Time for some lighter material for a few days.

Might go for that second Terra Alta novel next, but they’re pretty gritty.

It’s pretty remote too…western NSW, near Cameron’s Corner.

Made a start on this today. A group of crime/mystery authors are on The Ghan travelling from Darwin to Adelaide when one of them is murdered and the others attempt to work out who the perpetrator may be.

So far it is a hugely funny and enjoyable read and up to the high standard of his previous novel which is among one of the most original and amusing books I’ve read.

I recently read the latest Mick Herron, The Secret Hours. I actually read it twice: once as an audiobook, but missed half of it due to interruptions of various sorts, and then in print. It’s a kind of prequel to the Slow Horses series and one of his best, I think. You really need to have read the others to get the best out of it, but if you have then it all makes a lot of sense. Highly recommended.

I also read the latest Thursday Murder Club, The Last Devil to Die. The same recipe as the others. Better than his last effort, but I preferred the Mick Herron.

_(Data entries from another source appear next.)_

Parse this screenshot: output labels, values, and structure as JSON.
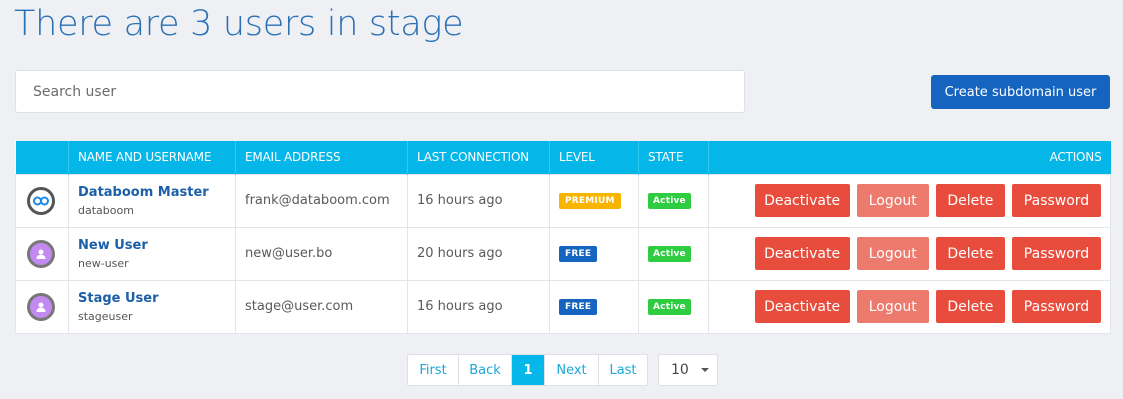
{
  "title": "There are 3 users in stage",
  "search": {
    "placeholder": "Search user"
  },
  "create_button": "Create subdomain user",
  "table": {
    "headers": [
      "",
      "NAME AND USERNAME",
      "EMAIL ADDRESS",
      "LAST CONNECTION",
      "LEVEL",
      "STATE",
      "ACTIONS"
    ],
    "rows": [
      {
        "avatar": "databoom-logo-icon",
        "name": "Databoom Master",
        "username": "databoom",
        "email": "frank@databoom.com",
        "last_connection": "16 hours ago",
        "level": "PREMIUM",
        "state": "Active"
      },
      {
        "avatar": "user-icon",
        "name": "New User",
        "username": "new-user",
        "email": "new@user.bo",
        "last_connection": "20 hours ago",
        "level": "FREE",
        "state": "Active"
      },
      {
        "avatar": "user-icon",
        "name": "Stage User",
        "username": "stageuser",
        "email": "stage@user.com",
        "last_connection": "16 hours ago",
        "level": "FREE",
        "state": "Active"
      }
    ],
    "actions": {
      "deactivate": "Deactivate",
      "logout": "Logout",
      "delete": "Delete",
      "password": "Password"
    }
  },
  "pagination": {
    "first": "First",
    "back": "Back",
    "current": "1",
    "next": "Next",
    "last": "Last"
  },
  "per_page": "10",
  "colors": {
    "header": "#05b6e8",
    "primary": "#1565c0",
    "danger": "#e74c3c",
    "premium": "#f7b500",
    "active": "#2ecc40"
  }
}
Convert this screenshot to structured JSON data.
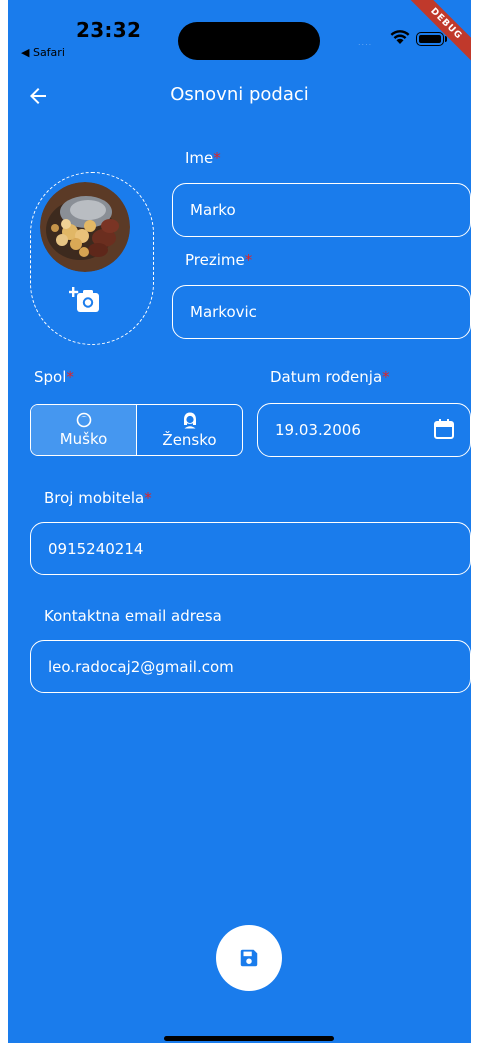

One of the best things I’ve read this year. It is very funny, well plotted, nicely written, offbeat and has the hallmark of the best whodunnits in that it kept me guessing all the way. 9/10

It would pay to read the first Ernest Cunningham book before this one, the equally fantastic “Everyone In My Family Has Killed Someone”.

One of the reviews I checked (after finishing the book!) refers to Anthony Horowitz, with whom I am unfamiliar. Anybody read any of his (adult) novels and care to comment?

Just started ‘I am Pilgrim’. Anyone read it? Good so far.

I bought it today, solely on your recommendation, so if I don’t like it, watch out!

I also got the new Michael Connelly, Resurrection Walk, which combines Harry Bosch and Mickey Haller, possibly Bosch’s swansong.

And The Drowning by the iconic Aussie actor Bryan Brown. I liked his previous book of short stories, Sweet Jimmy.

Before starting on Connelly, I finished The Tea Ladies by Amanda Hampson.

Set in the fashion business of Surry Hills in Sydney in the 60s, it’s got distinct shades of Richard Osman about it. An enjoyable read - very much in the Cosy Crime genre.

I reviewed this one about two months ago. Didn’t rate it highly.

Well, I sort of damned it with faint praise. Doesn’t offend, but you won’t write home to mum about it.